In the Ottawa Housing Market Report for June 2024, the average price of a home was up 2.4 per cent from this time last year to $686,535, but down 0.6 per cent from May 2024.

Experts believe many potential buyers are still hesitant of jumping into the housing market and waiting for another interest rate cut of 50 to 100 basis points.

“I don’t think it’s going to be the rush that we see in the past, because people are used to more of a conservative approach right now,” said Curtis Fillier, president of the Ottawa Real Estate Board. “I think there’s still a bit of a hold back, but I definitely do think with another rate cut, we’ll probably see a very positive fall market.”

With files from CTV News Ottawa’s Kimberly Fowler

 

728x90x4

Source link

Continue Reading

Real eState

Real estate stocks soar to best day of year on rate cut bets

Published

 on

(Bloomberg) — The stock market’s worst group notched its best day of the year as a cooler-than-expected inflation report stoked bets that the Federal Reserve will start cutting interest rates in September.

Shares of real estate companies jumped 2.7% Thursday for their biggest gain of 2024, climbing to their highest level since March as investors snapped up homebuilder, digital and commercial real estate stocks alike. Real estate also was the best-performing group in the S&P 500 Index Thursday, with volume that was around 30% higher than the 30-day average, according to data compiled by Bloomberg.

Arguably the most significant news to come from the latest consumer price index reading was a pullback in housing-related inflation. Shelter costs rose just 0.2% for the slowest monthly increase in three years. Homebuilders, which have risen 7.1% this year, were up 7.3% for the session, the most since 2022. Shares of D.R. Horton Inc., which is scheduled to report earnings next Thursday, gained 7.3%.

“Housing has really been the last shoe to drop in terms of winning the battle against high inflation,” Preston Caldwell, chief U.S. economist at Morningstar wrote in a note to clients Thursday. “Leading-edge data has strongly indicated for some time now that a fall in housing inflation was in the works.”

A rally in real estate stocks is bad news for short sellers who have been piling into the group, which is the worst performer in the S&P 500 this year. To start the week, short interest as a percentage of float hovered near 49% in the SPDR Homebuilders ETF, the highest level since February for the exchange-traded fund, according to data from S3 Partners.

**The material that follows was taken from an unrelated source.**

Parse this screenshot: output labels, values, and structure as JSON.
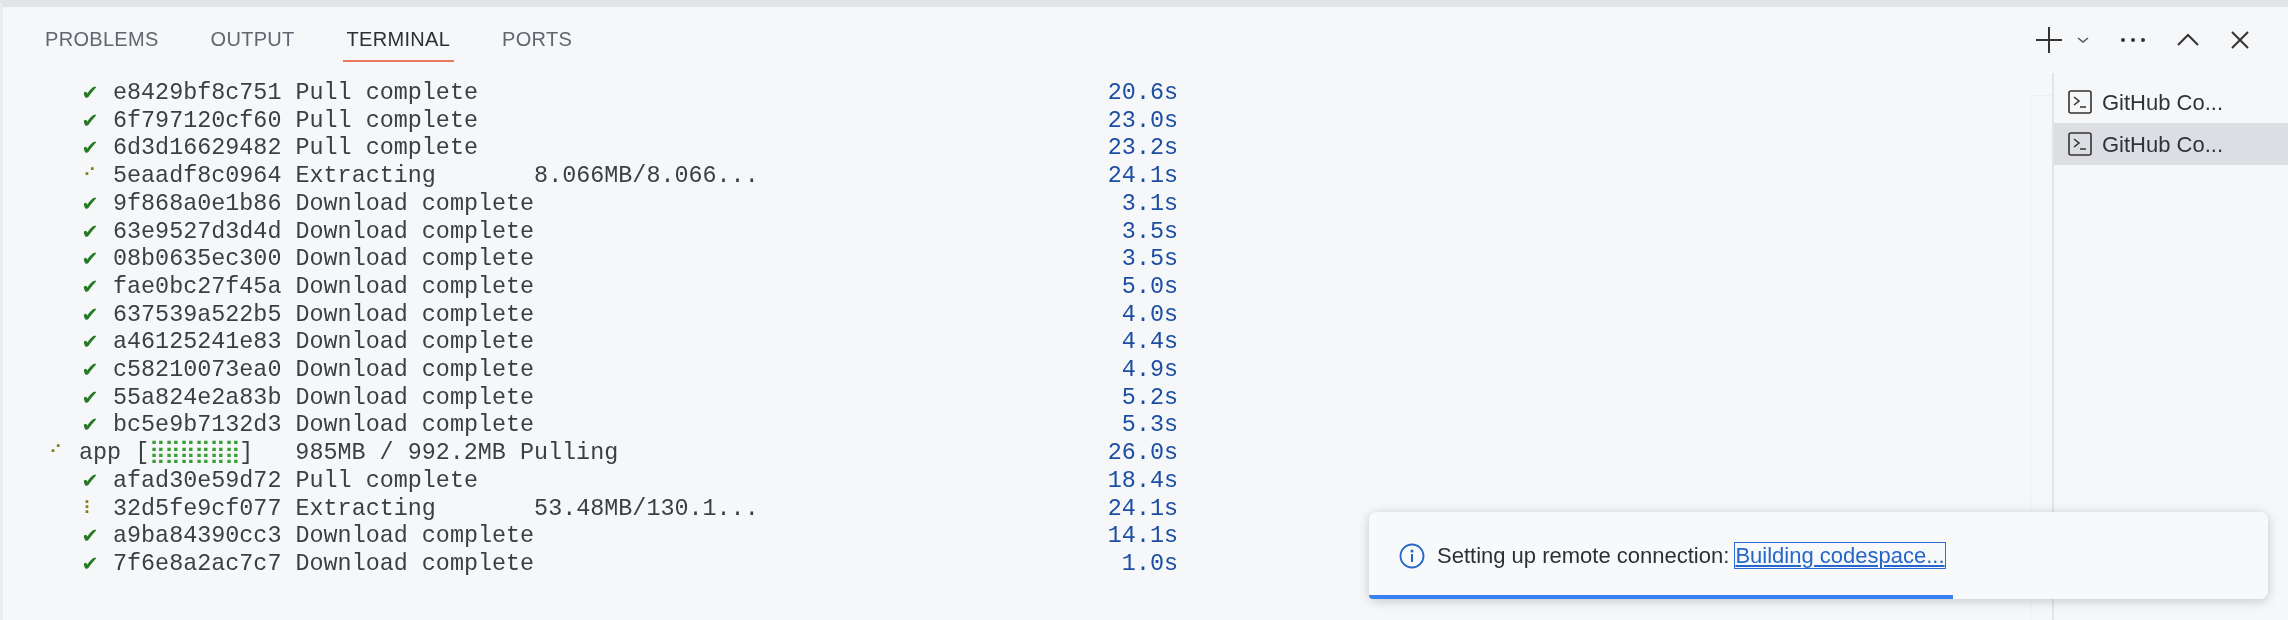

Property owners are rallying as well. Real estate investment trusts, which were brutally penalized during the two-year run up in borrowing costs, advanced by as much as 3%. And the outlook for the group appears to have turned a corner, according Rich Hill, senior vice president and head of real estate strategy and research at Cohen & Steers Capital Management.

“We think this is a compelling backdrop for listed REITs especially as fundamental growth remains on solid footing,” he said, referencing the latest inflation data and rate outlook. “The rally that started in October of 2023 pushing returns more than 20% above their trough looks set to continue if inflation cools and interest rates continue to decline.”

Shares of industrial REIT Prologis Inc., which reports second-quarter results on Wednesday, rose 3.3% to hit their highest level since April. U.S. Treasury yields tumbled, with the 10-year bond falling to 4.2% and the policy-sensitive two-year note slipping to 4.5%.

(Updates indexes and stock prices for market close.)

 

728x90x4

Source link

Continue Reading

Trending